Volume 18 Number 2
What is the Biggest Gamble You've Ever Taken?
01 April 2005

MY SEVEN-year-old son became really worried by the time I had won seven old pence on a machine in a seaside arcade, many years ago. ‘Stop it, Mum!’ he yelled, pulling me away. I did.

MY SEVEN-year-old son became really worried by the time I had won seven old pence on a machine in a seaside arcade, many years ago. ‘Stop it, Mum!’ he yelled, pulling me away. I did.

But a rather bigger gamble had come years before when I agreed to get married. I was enjoying my freedom. Being tied to one other person was the last thing I was looking for.

I was only too aware of Ken’s hopes and it became a matter of urgency when he was due to go overseas and I had to decide before he went. Fortunately by that time I had already decided that what God wanted for my life was all that really mattered and I finally dared to refer the matter to him. The totally unexpected thought that came into my mind was, ‘I want you to give all you can to Ken.’ That had to mean marriage and I found myself amazingly contentedly accepting the gamble.

Once married, our oneness grew steadily until he died 61 years later, leaving me feeling like a split pea. We were certainly an oddly assorted couple, and ‘giving all I could’ didn’t always come easily. But we were completely at one in our love of God and our determination to keep him at the heart of our family life.

This meant the endless possibility of change and growth. Asking God where I could have behaved differently, if things went wrong, always worked. We felt we were discovering a way of living together which could work in any situation if it could work with us.

The gamble paid off with unimaginable generosity.
Frances McAll, Hampshire, UK

THE BIGGEST risk I ever took was on 29 December 2001. On that day, I came clean. At the time I was in an affair (for one-and-a-half years) and very confused about sexual issues. The confusion and double life standard was tearing me apart inside. I committed to myself that on that night, I would let all my secrets out to my wife and anyone else who wanted to know.

That night changed my life forever in more profound ways than any other moment of my life. On that night, my true vulnerability was let out.

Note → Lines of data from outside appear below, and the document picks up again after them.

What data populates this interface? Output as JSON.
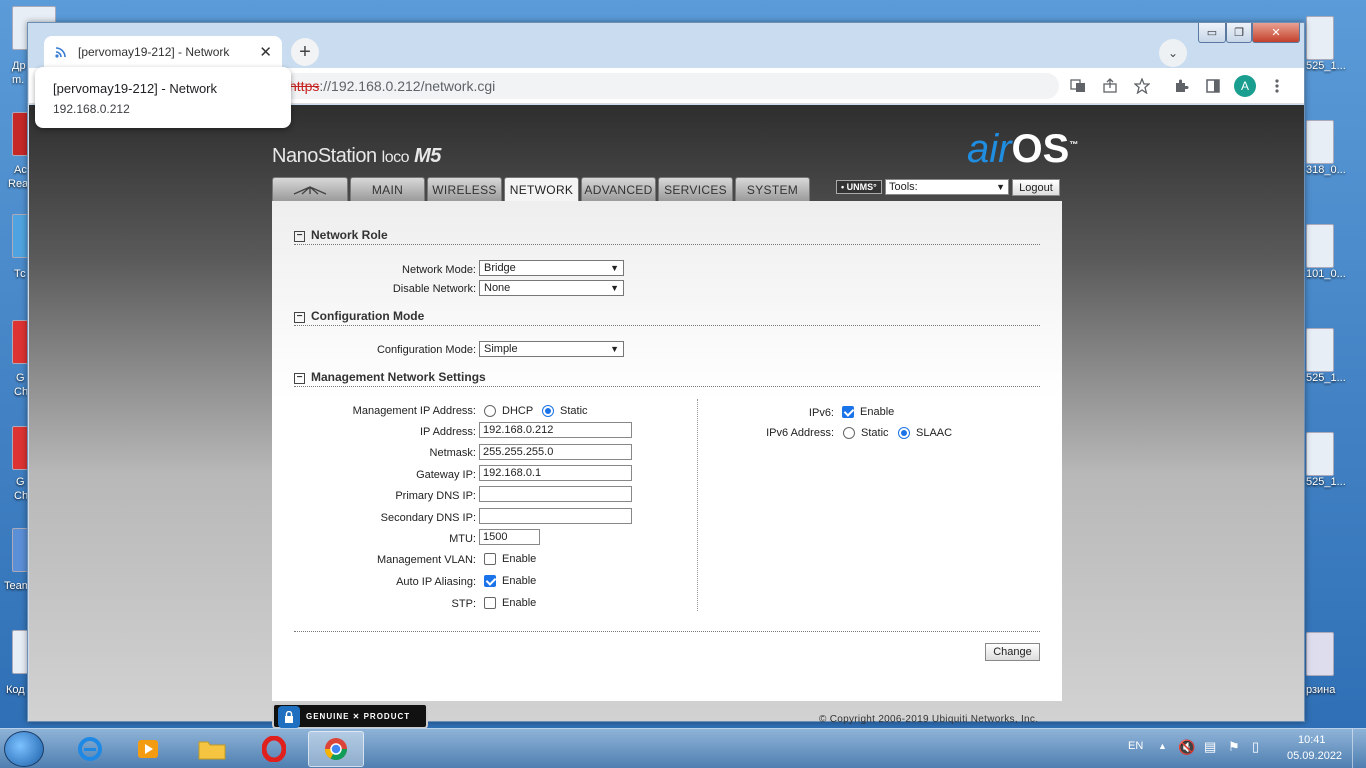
{
  "desktop": {
    "left_labels": [
      "Др",
      "m.",
      "Ac",
      "Rea",
      "Тс",
      "G",
      "Ch",
      "G",
      "Ch",
      "Team",
      "Код"
    ],
    "right_labels": [
      "525_1...",
      "318_0...",
      "101_0...",
      "525_1...",
      "525_1...",
      "рзина"
    ]
  },
  "browser": {
    "tab": {
      "title": "[pervomay19-212] - Network",
      "close": "✕"
    },
    "new_tab": "+",
    "tab_search": "⌄",
    "window_controls": {
      "minimize": "▭",
      "restore": "❐",
      "close": "✕"
    },
    "address": {
      "scheme": "https",
      "rest_host": "://192.168.0.212",
      "path": "/network.cgi"
    },
    "avatar_letter": "A",
    "tooltip": {
      "title": "[pervomay19-212] - Network",
      "url": "192.168.0.212"
    }
  },
  "header": {
    "product": "NanoStation",
    "product_sub": "loco",
    "model": "M5",
    "logo_air": "air",
    "logo_os": "OS",
    "logo_tm": "™"
  },
  "nav": {
    "tabs": [
      {
        "label": "",
        "name": "logo"
      },
      {
        "label": "MAIN",
        "name": "main"
      },
      {
        "label": "WIRELESS",
        "name": "wireless"
      },
      {
        "label": "NETWORK",
        "name": "network",
        "active": true
      },
      {
        "label": "ADVANCED",
        "name": "advanced"
      },
      {
        "label": "SERVICES",
        "name": "services"
      },
      {
        "label": "SYSTEM",
        "name": "system"
      }
    ],
    "unms": "• UNMS°",
    "tools_label": "Tools:",
    "logout": "Logout"
  },
  "network_role": {
    "heading": "Network Role",
    "mode_label": "Network Mode:",
    "mode_value": "Bridge",
    "disable_label": "Disable Network:",
    "disable_value": "None"
  },
  "config_mode": {
    "heading": "Configuration Mode",
    "label": "Configuration Mode:",
    "value": "Simple"
  },
  "management": {
    "heading": "Management Network Settings",
    "ip_mode_label": "Management IP Address:",
    "dhcp": "DHCP",
    "static": "Static",
    "ip_label": "IP Address:",
    "ip": "192.168.0.212",
    "netmask_label": "Netmask:",
    "netmask": "255.255.255.0",
    "gateway_label": "Gateway IP:",
    "gateway": "192.168.0.1",
    "dns1_label": "Primary DNS IP:",
    "dns1": "",
    "dns2_label": "Secondary DNS IP:",
    "dns2": "",
    "mtu_label": "MTU:",
    "mtu": "1500",
    "vlan_label": "Management VLAN:",
    "alias_label": "Auto IP Aliasing:",
    "stp_label": "STP:",
    "enable": "Enable",
    "ipv6_label": "IPv6:",
    "ipv6_addr_label": "IPv6 Address:",
    "ipv6_static": "Static",
    "ipv6_slaac": "SLAAC"
  },
  "actions": {
    "change": "Change"
  },
  "footer": {
    "genuine": "GENUINE ✕ PRODUCT",
    "copyright": "© Copyright 2006-2019 Ubiquiti Networks, Inc."
  },
  "taskbar": {
    "lang": "EN",
    "time": "10:41",
    "date": "05.09.2022"
  },
  "colors": {
    "accent": "#1a73e8",
    "airos_blue": "#1f8de0"
  }
}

How did it all turn out? Well, I have learned a great deal about myself and other people. My wife did not take my confession too well. We are now divorced after a long legal battle in which I lost custody of my children, something I never imagined could happen. I carry a great deal of guilt over the entire issue and feel a great deal of loss.

Did the gamble turn out as a win? Well, I have my honesty now which is a big plus. However I paid dearly with the loss of loved ones along the way.
Andy Kurzenberger, Waukegan, IL, USA

THE GREATEST gamble I ever took was at the age of 20 when I decided to leave university and embark on a life of faith. My inner voice said, ‘You will have a different kind of education.’ And indeed it was, education in the School of Life.

One reason that it was such a big gamble was that some members of my family were dead against my decision and I had been very dependent on their approval. I had been brought up to think that university education was the only way to go. It represented family approval, personal achievement, pride and security.

The other road represented a living faith with a price to pay. It took me to Africa and South America, to name but a few of the places I grew to love and understand in a way that reading about those places would never have achieved. I don’t have a university degree but I have a faith that works.
Cathy Montrose, Drymen, Scotland

Please send your contribution for the next 'Since You Ask':
What book from the last hundred years has meant most to you?
Tell us in up to 200 words by 6 June 2005.

For A Change is an interactive magazine for building trust across the world's divides. It is published by Initiatives of Change - International